Before understanding the concept of variables in Python, you must know how variables work in other programming languages. In C, Java, and many other programming languages, the concept of a variable is linked to memory space, and a variable is perceived as a storage box that can store some value.

Here's an example of how the concept of variables works in other programming languages:


x = 1;

In the above example, memory is allocated with the name "x", and the value "1" is stored there. Here, we can see the memory as a container that holds the value, as shown in the picture below.

x = 1

This way, for each variable, there will be a new memory space created with the variable's name, and if we change the variable's value, then memory will be updated with the new value.


int x,y = 1;

x and y = 1

This lets us understand how the variable works in other programming languages. But in Python, the case is different, and here a variable is seen as a tag or name tied to some value. Here is an example of how to declare a variable in Python:


x = 1

In the above Python example, a value "1" is created in the memory, and then the tag name "x" has been created, which is tied to the value.

x tied to value 1

If we change the variable value to a new value, a new value is created in memory, and the tag is shifted to a new one. The old value becomes un-referenced in this case, and the garbage collector removes it.

Assigning a variable to another variable creates a new tag connected to the same value.

x and y tied to 1


int y = x;

In the above example, we store the value of "x" in "y". A new tag, "y" will be generated, referring to the value "1".

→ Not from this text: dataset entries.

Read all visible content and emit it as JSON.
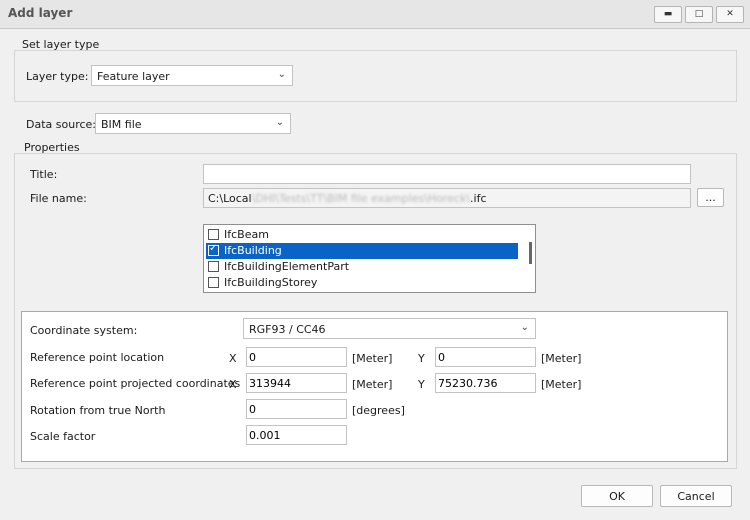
{
  "window": {
    "title": "Add layer"
  },
  "window_buttons": {
    "minimize": "▬",
    "maximize": "□",
    "close": "✕"
  },
  "layer_type_group": {
    "legend": "Set layer type",
    "label": "Layer type:",
    "value": "Feature layer"
  },
  "data_source": {
    "label": "Data source:",
    "value": "BIM file"
  },
  "properties": {
    "legend": "Properties",
    "title_label": "Title:",
    "title_value": "",
    "file_label": "File name:",
    "file_prefix": "C:\\Local",
    "file_hidden": "\\DHI\\Tests\\TT\\BIM file examples\\Horeck\\",
    "file_suffix": ".ifc",
    "browse_label": "..."
  },
  "ifc_list": [
    {
      "label": "IfcBeam",
      "checked": false,
      "selected": false
    },
    {
      "label": "IfcBuilding",
      "checked": true,
      "selected": true
    },
    {
      "label": "IfcBuildingElementPart",
      "checked": false,
      "selected": false
    },
    {
      "label": "IfcBuildingStorey",
      "checked": false,
      "selected": false
    }
  ],
  "coordinate": {
    "system_label": "Coordinate system:",
    "system_value": "RGF93 / CC46",
    "ref_loc_label": "Reference point location",
    "ref_proj_label": "Reference point projected coordinates",
    "rotation_label": "Rotation from true North",
    "scale_label": "Scale factor",
    "x_label": "X",
    "y_label": "Y",
    "ref_loc_x": "0",
    "ref_loc_y": "0",
    "ref_proj_x": "313944",
    "ref_proj_y": "75230.736",
    "rotation": "0",
    "scale": "0.001",
    "unit_meter": "[Meter]",
    "unit_degrees": "[degrees]"
  },
  "footer": {
    "ok": "OK",
    "cancel": "Cancel"
  },
  "icons": {
    "chevron": "⌄",
    "check": "✓"
  }
}
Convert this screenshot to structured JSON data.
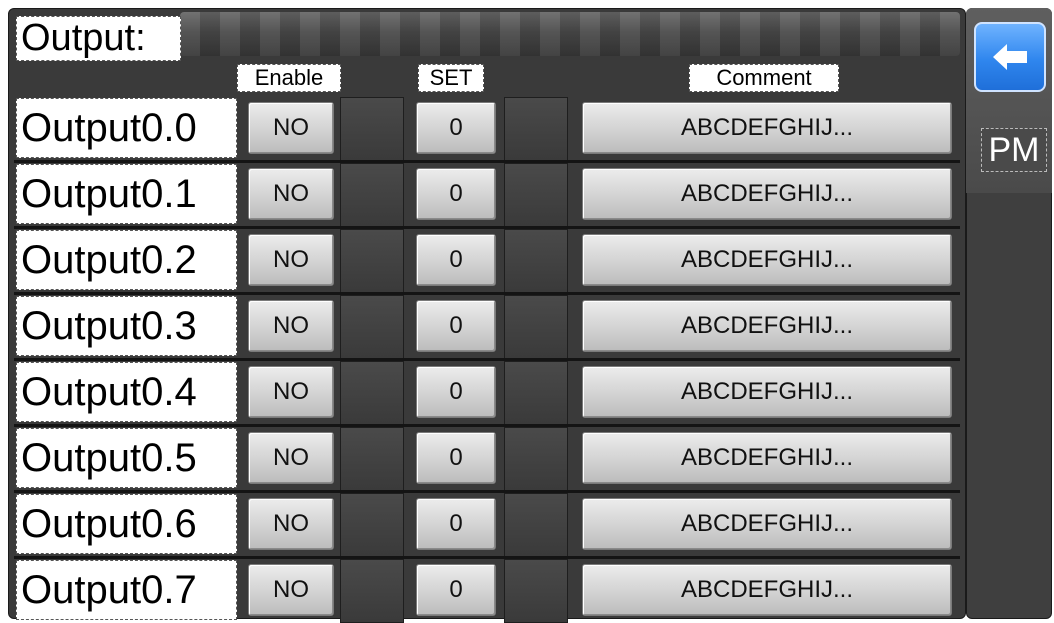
{
  "title": "Output:",
  "columns": {
    "enable": "Enable",
    "set": "SET",
    "comment": "Comment"
  },
  "rows": [
    {
      "label": "Output0.0",
      "enable": "NO",
      "set": "0",
      "comment": "ABCDEFGHIJ..."
    },
    {
      "label": "Output0.1",
      "enable": "NO",
      "set": "0",
      "comment": "ABCDEFGHIJ..."
    },
    {
      "label": "Output0.2",
      "enable": "NO",
      "set": "0",
      "comment": "ABCDEFGHIJ..."
    },
    {
      "label": "Output0.3",
      "enable": "NO",
      "set": "0",
      "comment": "ABCDEFGHIJ..."
    },
    {
      "label": "Output0.4",
      "enable": "NO",
      "set": "0",
      "comment": "ABCDEFGHIJ..."
    },
    {
      "label": "Output0.5",
      "enable": "NO",
      "set": "0",
      "comment": "ABCDEFGHIJ..."
    },
    {
      "label": "Output0.6",
      "enable": "NO",
      "set": "0",
      "comment": "ABCDEFGHIJ..."
    },
    {
      "label": "Output0.7",
      "enable": "NO",
      "set": "0",
      "comment": "ABCDEFGHIJ..."
    }
  ],
  "side": {
    "back_icon": "arrow-left-icon",
    "pm_label": "PM"
  },
  "colors": {
    "panel": "#3a3a3a",
    "accent_blue": "#2f86ee",
    "button_face": "#d2d2d2"
  }
}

In this way, we can understand how variables in Python differ from other programming languages.